In late summer 2014, my client and another were accused of conspiring with each other and committing sexual assaults on a single complaining witness. The events were alleged to have happened at a party at a local hotel. As the investigation progressed six others were implicated in an alleged group sexual assault.
My client and his alleged co-conspirator had charges preferred in January 2016 and in April they were arraigned at a general court-martial. We then experienced many delays because of funding issues until trial in February 2018. Over the months, the six others had their allegations resolved at summary court-martial, nonjudicial punishment, and administrative separation—all for offenses collateral to the alleged sexual assaults.

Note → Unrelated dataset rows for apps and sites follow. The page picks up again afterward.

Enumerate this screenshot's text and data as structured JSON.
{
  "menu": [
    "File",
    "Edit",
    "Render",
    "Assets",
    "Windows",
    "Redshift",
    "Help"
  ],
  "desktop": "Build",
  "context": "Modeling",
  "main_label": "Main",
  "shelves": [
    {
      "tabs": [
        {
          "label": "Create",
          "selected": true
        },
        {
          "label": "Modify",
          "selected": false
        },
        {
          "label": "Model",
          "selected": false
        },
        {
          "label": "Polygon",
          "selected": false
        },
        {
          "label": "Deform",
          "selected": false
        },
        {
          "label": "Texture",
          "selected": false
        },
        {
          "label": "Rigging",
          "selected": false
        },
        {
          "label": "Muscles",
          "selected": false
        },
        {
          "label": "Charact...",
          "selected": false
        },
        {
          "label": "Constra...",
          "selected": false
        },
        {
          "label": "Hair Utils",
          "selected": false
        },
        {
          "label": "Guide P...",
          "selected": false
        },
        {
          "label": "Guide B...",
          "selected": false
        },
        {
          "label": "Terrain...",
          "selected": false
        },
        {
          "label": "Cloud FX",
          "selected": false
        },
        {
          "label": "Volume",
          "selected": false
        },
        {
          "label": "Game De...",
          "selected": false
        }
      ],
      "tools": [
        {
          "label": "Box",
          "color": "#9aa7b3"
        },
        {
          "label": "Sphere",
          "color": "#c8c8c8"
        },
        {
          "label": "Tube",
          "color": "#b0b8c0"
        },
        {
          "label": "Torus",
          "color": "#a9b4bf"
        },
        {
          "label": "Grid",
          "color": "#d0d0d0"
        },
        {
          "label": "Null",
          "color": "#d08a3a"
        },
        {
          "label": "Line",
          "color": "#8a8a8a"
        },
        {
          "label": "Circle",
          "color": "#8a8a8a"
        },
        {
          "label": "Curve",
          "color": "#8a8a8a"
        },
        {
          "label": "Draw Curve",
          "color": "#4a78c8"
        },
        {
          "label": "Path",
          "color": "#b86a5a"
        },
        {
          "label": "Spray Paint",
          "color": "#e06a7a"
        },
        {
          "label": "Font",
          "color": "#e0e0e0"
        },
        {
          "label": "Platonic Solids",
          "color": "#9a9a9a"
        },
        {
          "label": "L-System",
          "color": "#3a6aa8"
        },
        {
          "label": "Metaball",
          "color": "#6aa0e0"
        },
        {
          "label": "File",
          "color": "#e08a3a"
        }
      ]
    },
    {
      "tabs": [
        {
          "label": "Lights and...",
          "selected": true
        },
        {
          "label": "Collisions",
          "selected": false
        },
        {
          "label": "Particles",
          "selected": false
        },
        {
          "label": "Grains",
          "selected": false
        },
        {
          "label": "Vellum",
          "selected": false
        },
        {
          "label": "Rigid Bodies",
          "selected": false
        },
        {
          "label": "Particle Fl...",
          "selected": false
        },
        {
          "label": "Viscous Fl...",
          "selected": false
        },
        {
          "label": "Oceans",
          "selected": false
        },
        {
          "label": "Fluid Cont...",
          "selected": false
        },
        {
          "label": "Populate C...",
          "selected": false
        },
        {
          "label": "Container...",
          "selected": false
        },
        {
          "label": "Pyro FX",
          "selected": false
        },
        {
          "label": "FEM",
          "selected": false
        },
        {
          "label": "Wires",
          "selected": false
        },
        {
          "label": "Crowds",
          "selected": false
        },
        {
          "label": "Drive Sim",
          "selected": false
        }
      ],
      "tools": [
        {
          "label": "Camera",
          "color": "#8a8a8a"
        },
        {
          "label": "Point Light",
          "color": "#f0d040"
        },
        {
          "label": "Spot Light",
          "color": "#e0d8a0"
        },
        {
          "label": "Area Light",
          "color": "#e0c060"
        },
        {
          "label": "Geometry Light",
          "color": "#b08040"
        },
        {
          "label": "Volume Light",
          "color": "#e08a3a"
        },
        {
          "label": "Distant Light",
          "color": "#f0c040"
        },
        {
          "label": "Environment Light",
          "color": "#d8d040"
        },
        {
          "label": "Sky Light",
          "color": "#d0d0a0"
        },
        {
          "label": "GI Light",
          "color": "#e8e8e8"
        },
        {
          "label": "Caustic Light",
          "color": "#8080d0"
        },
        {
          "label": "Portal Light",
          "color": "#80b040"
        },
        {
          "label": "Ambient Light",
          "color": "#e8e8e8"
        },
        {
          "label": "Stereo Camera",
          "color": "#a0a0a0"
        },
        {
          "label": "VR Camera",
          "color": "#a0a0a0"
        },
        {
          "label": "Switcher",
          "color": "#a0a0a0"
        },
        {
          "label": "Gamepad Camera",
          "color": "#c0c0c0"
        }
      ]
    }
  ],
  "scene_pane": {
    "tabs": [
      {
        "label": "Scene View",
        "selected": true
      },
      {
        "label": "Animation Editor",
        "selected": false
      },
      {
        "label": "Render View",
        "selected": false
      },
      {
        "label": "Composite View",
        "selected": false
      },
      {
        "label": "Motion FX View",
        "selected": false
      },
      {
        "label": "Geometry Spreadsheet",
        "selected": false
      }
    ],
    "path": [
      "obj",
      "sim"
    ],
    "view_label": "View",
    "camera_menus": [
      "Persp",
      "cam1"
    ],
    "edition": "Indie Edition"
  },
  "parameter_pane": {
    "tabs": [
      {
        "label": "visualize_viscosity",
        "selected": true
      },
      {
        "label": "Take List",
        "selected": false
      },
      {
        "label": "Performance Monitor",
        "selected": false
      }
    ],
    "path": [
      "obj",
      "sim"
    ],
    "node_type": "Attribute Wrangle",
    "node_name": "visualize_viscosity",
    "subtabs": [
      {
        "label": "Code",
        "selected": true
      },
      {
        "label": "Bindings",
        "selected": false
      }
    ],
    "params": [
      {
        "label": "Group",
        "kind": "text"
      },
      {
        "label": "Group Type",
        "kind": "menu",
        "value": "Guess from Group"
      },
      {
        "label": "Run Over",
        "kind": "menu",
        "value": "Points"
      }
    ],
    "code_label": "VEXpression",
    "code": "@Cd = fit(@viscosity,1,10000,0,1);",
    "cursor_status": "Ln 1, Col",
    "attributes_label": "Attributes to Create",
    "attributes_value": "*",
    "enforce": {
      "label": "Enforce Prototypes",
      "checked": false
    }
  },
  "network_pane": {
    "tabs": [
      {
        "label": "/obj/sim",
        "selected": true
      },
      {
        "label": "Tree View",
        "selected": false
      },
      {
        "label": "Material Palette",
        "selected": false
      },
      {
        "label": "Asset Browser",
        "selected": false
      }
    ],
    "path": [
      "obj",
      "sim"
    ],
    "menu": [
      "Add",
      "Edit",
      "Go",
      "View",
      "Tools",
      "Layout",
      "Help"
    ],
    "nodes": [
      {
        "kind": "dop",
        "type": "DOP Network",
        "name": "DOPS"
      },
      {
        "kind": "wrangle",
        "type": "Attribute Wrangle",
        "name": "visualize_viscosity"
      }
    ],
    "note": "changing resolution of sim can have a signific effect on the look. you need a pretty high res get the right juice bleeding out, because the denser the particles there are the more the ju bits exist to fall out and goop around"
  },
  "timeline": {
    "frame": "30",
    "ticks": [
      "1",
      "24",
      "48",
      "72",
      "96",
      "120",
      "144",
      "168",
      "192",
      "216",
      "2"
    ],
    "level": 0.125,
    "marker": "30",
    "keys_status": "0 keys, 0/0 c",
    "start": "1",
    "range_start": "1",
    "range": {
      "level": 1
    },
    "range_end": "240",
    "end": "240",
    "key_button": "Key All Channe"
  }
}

As our investigation and preparation progressed we were able to develop what we believed to be a motive to fabricate a false allegation of sexual assault, for what psychologists call secondary gain (to police and lawyers that’s called motive). The complaining witness was in trouble: she’d lied to command personnel about where she was going that day, and like the eight accused’s she violated various rules of alcohol and fraternization–she and others were about to undergo a surprise breathalyzer that night. Her answer was to claim sexual assault for what we believed to be consensual group sex.